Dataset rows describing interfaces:
++++

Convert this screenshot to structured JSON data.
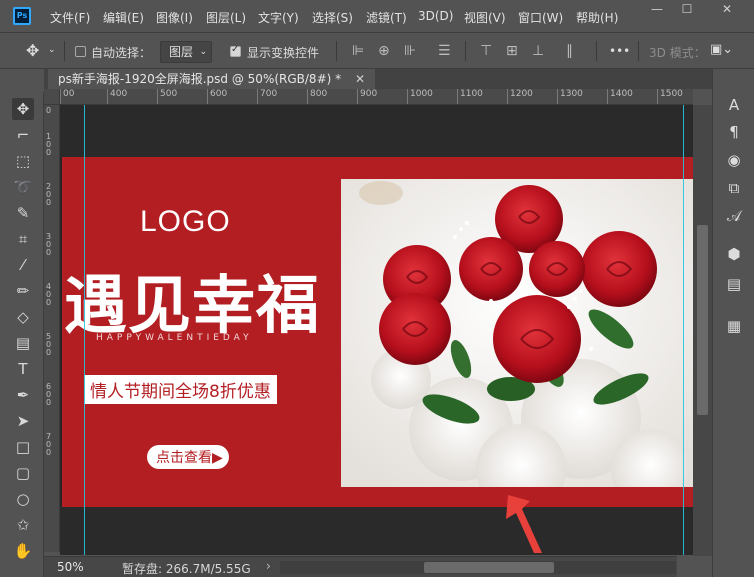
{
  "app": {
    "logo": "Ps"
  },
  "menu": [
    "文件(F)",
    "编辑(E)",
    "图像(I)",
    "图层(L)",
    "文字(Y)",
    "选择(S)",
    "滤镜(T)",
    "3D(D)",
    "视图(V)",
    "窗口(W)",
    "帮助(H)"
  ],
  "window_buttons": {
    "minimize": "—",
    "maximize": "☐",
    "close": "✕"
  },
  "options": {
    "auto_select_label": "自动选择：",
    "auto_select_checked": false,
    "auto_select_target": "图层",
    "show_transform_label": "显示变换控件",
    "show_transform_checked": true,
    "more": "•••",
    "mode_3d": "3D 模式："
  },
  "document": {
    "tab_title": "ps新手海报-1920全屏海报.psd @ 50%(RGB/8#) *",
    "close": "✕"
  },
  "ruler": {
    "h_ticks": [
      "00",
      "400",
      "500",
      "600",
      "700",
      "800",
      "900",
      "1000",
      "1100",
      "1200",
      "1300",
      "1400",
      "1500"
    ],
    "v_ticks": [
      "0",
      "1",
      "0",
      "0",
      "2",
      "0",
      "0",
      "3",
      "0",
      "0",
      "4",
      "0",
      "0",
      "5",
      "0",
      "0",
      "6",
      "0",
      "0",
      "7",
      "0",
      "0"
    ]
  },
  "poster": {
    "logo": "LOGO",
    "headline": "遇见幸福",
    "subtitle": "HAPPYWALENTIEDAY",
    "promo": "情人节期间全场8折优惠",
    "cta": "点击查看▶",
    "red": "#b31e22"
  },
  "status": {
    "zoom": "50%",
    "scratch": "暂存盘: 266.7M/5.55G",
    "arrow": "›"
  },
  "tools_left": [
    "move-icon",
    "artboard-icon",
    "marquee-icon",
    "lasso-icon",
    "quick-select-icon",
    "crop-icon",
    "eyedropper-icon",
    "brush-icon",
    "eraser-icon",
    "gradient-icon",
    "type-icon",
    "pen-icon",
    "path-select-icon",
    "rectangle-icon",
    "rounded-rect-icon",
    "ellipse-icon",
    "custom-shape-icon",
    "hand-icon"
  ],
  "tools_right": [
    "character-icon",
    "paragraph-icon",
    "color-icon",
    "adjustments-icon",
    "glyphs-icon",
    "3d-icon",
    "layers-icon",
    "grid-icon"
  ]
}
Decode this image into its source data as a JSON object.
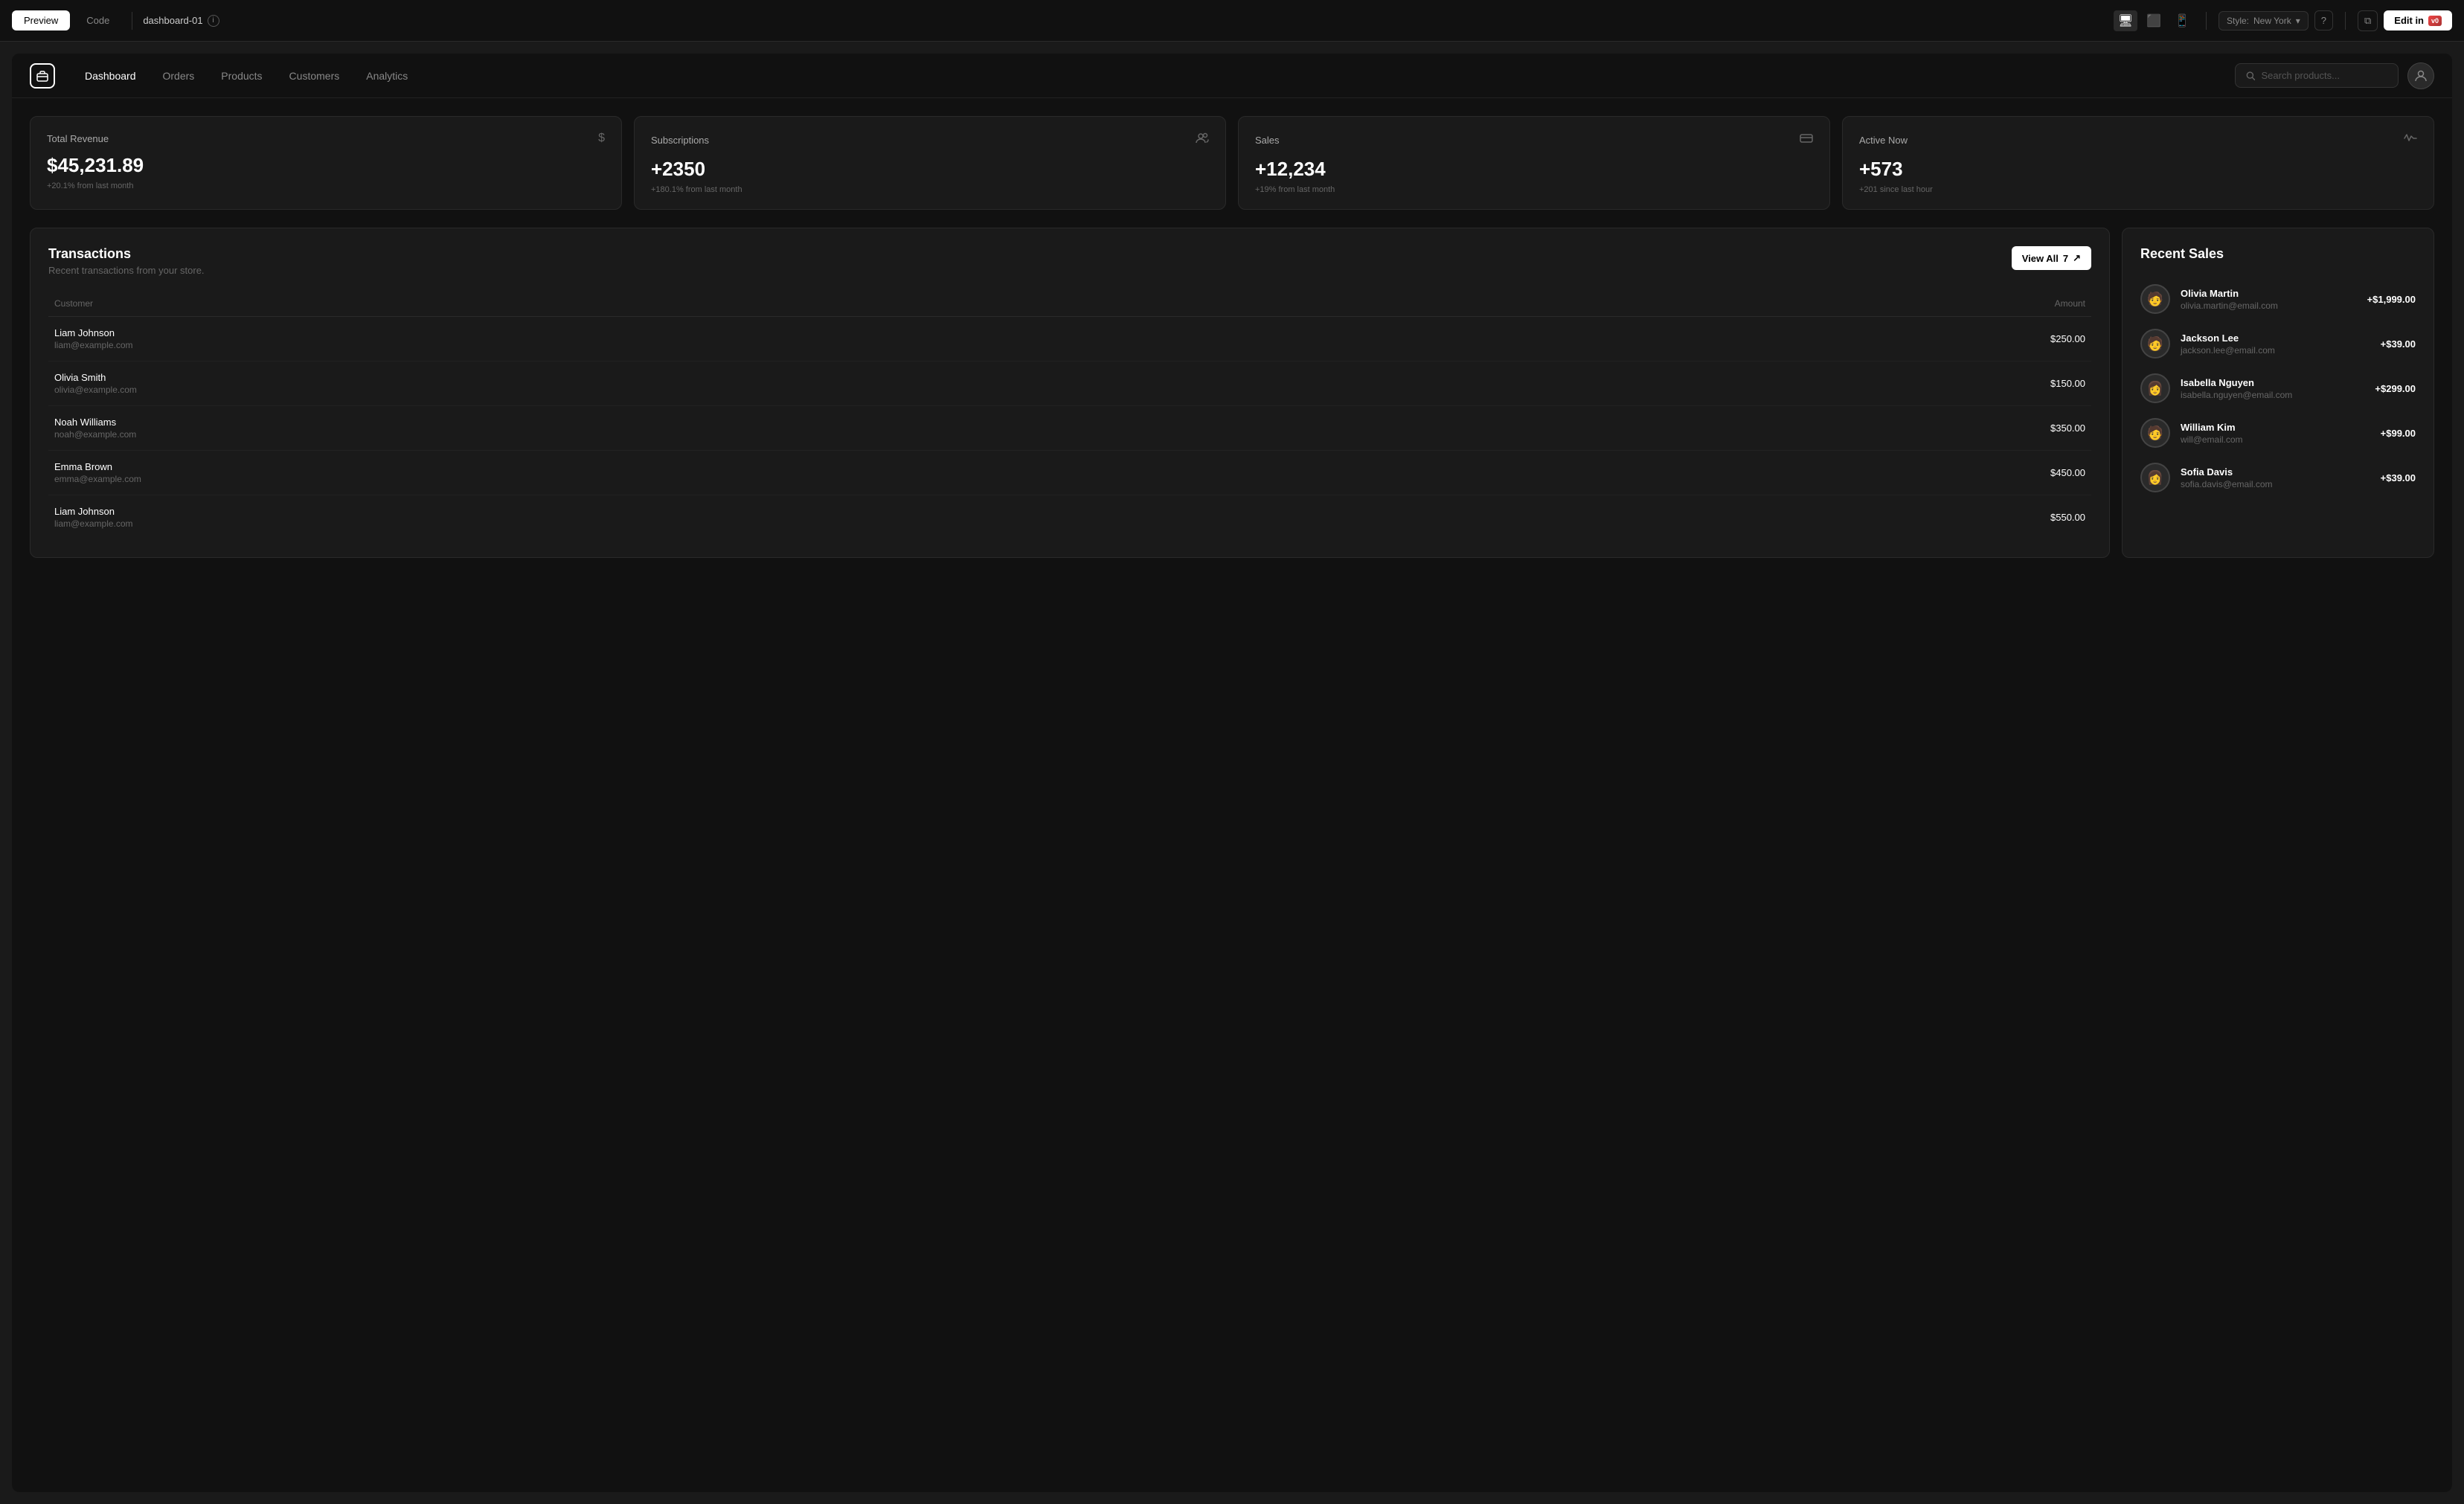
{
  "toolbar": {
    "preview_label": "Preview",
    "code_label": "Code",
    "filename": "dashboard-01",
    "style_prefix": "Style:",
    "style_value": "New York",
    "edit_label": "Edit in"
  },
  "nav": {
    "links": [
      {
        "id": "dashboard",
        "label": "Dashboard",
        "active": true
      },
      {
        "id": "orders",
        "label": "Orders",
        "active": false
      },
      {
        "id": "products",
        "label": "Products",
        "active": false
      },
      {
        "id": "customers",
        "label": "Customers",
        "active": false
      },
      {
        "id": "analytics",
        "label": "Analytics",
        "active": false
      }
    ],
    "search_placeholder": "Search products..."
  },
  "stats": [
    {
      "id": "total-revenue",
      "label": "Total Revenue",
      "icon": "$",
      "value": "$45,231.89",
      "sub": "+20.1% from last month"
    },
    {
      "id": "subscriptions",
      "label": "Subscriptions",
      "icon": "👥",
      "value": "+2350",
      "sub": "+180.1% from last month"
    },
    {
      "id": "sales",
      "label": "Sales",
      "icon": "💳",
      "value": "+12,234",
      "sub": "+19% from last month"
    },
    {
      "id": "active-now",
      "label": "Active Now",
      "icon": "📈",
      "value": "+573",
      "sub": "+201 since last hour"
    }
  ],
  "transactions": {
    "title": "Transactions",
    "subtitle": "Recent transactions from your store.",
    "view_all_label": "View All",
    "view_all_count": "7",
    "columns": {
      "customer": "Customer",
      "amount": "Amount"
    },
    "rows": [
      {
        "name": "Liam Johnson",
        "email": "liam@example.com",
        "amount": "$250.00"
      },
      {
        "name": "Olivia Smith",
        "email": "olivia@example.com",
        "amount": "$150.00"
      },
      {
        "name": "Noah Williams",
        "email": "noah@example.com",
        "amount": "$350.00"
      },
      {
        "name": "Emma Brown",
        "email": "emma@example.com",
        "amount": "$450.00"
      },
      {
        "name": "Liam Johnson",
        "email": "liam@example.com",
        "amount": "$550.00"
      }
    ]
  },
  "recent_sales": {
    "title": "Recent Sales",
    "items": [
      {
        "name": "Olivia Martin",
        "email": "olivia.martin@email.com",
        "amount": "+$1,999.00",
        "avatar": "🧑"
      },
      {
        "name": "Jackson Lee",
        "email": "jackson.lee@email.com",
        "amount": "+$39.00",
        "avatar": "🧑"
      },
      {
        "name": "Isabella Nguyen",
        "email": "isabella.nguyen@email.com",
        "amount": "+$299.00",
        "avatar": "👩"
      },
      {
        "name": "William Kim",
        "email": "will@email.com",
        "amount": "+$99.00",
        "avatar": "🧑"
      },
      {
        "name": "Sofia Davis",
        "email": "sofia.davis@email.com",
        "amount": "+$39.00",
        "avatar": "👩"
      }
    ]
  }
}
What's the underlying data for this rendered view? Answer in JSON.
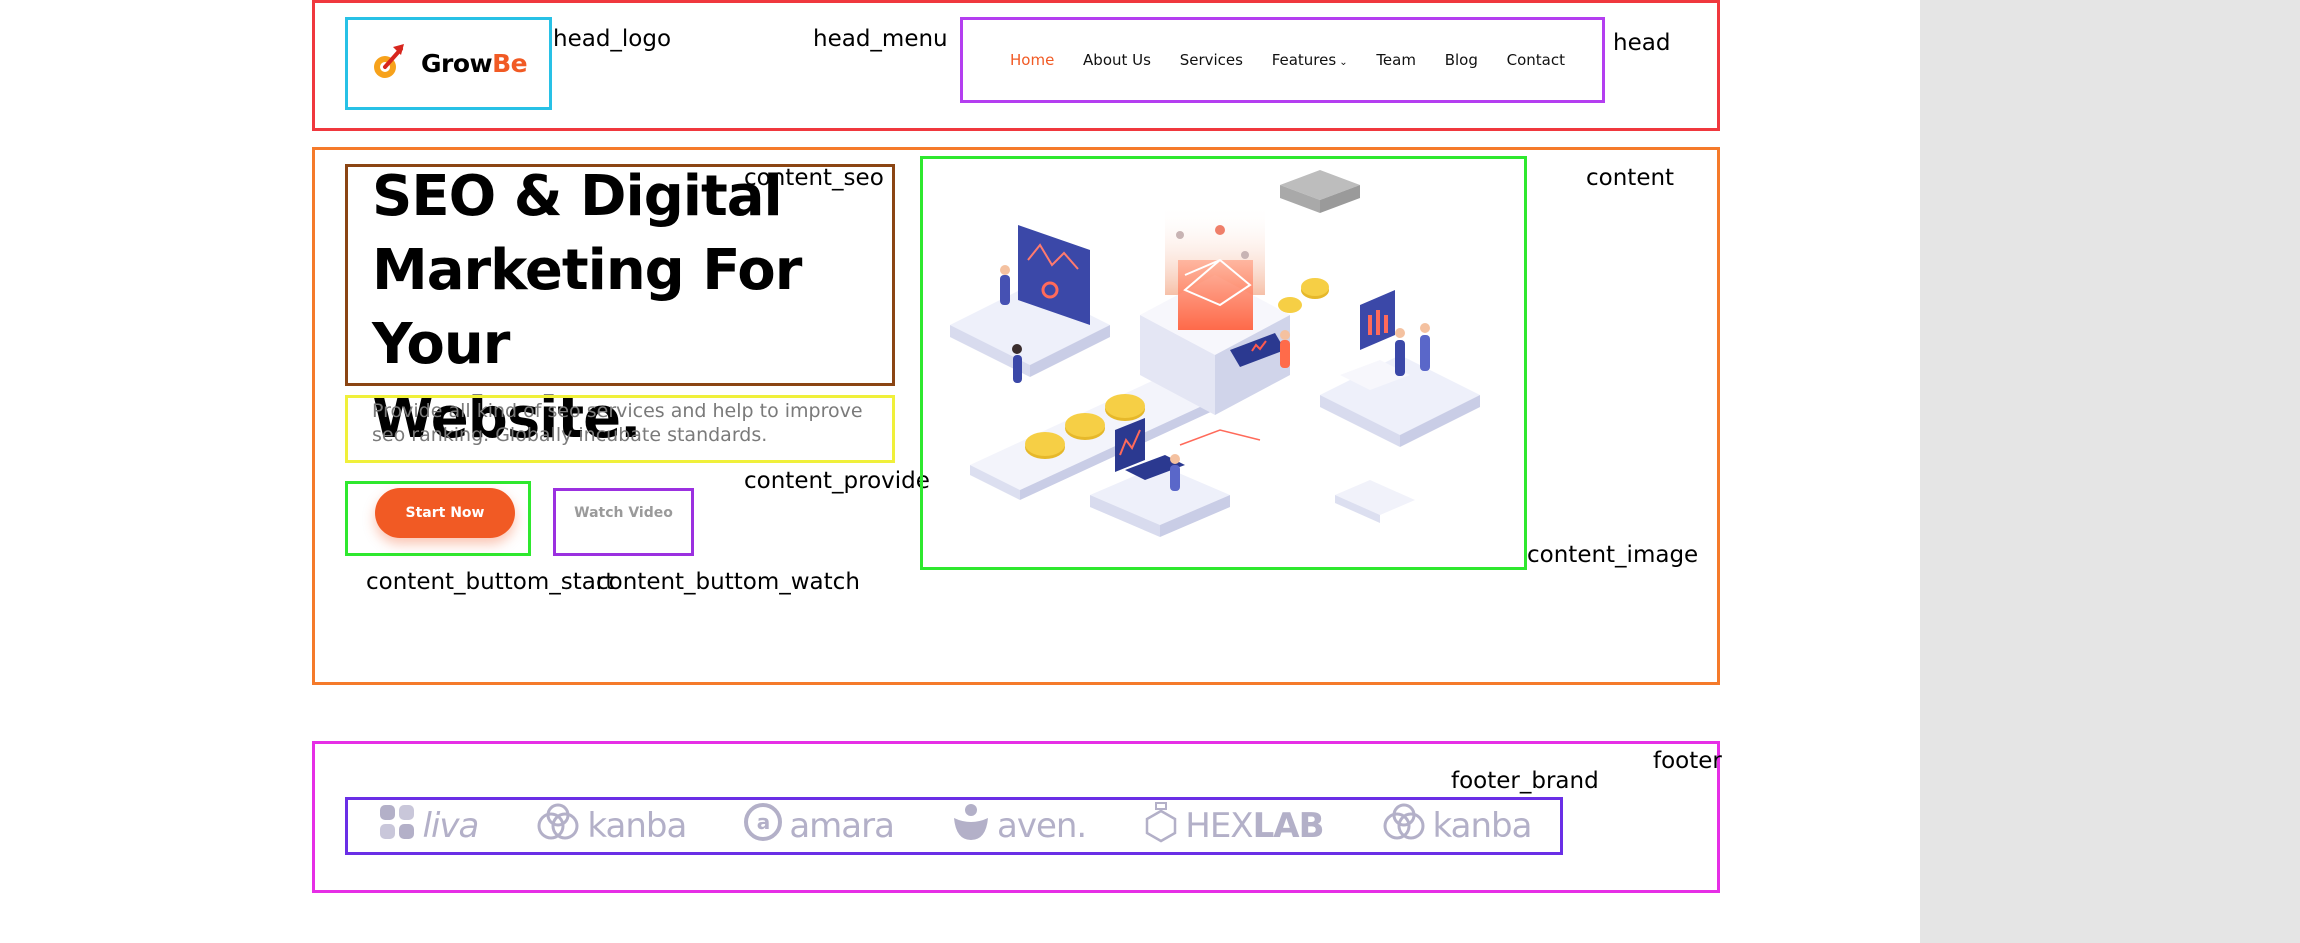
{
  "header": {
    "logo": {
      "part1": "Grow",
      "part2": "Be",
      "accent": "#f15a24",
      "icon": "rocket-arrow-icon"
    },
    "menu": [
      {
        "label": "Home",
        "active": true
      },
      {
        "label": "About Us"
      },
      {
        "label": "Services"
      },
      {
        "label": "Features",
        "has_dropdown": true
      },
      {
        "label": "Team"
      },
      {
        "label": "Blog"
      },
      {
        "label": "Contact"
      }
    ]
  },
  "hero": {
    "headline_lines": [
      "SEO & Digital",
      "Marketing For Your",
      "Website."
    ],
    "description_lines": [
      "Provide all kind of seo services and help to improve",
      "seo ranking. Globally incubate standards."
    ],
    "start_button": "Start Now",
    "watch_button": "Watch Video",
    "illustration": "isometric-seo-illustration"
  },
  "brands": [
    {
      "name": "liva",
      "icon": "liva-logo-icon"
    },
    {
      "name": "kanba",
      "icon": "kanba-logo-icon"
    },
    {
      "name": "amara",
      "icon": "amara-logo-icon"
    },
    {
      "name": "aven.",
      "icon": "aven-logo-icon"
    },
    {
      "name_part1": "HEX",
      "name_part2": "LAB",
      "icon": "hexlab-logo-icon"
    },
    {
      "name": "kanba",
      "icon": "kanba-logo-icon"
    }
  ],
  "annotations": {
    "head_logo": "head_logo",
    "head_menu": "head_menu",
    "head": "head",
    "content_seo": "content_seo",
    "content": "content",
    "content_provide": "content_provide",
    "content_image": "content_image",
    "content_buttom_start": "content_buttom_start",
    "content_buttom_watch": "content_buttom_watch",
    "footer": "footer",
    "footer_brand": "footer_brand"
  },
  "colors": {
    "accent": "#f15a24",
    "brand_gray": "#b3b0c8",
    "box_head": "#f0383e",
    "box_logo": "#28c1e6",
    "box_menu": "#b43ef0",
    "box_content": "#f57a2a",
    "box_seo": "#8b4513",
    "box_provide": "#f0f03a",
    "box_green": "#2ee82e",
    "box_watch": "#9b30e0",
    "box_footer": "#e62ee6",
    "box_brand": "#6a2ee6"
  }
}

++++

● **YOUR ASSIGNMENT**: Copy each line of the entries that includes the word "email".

● **RESULT BELOW**:
        "email": "liam@example.com",
        "email": "olivia@example.com",
        "email": "noah@example.com",
        "email": "emma@example.com",
        "email": "liam@example.com",
        "email": "olivia.martin@email.com",
        "email": "jackson.lee@email.com",
        "email": "isabella.nguyen@email.com",
        "email": "will@email.com",
        "email": "sofia.davis@email.com",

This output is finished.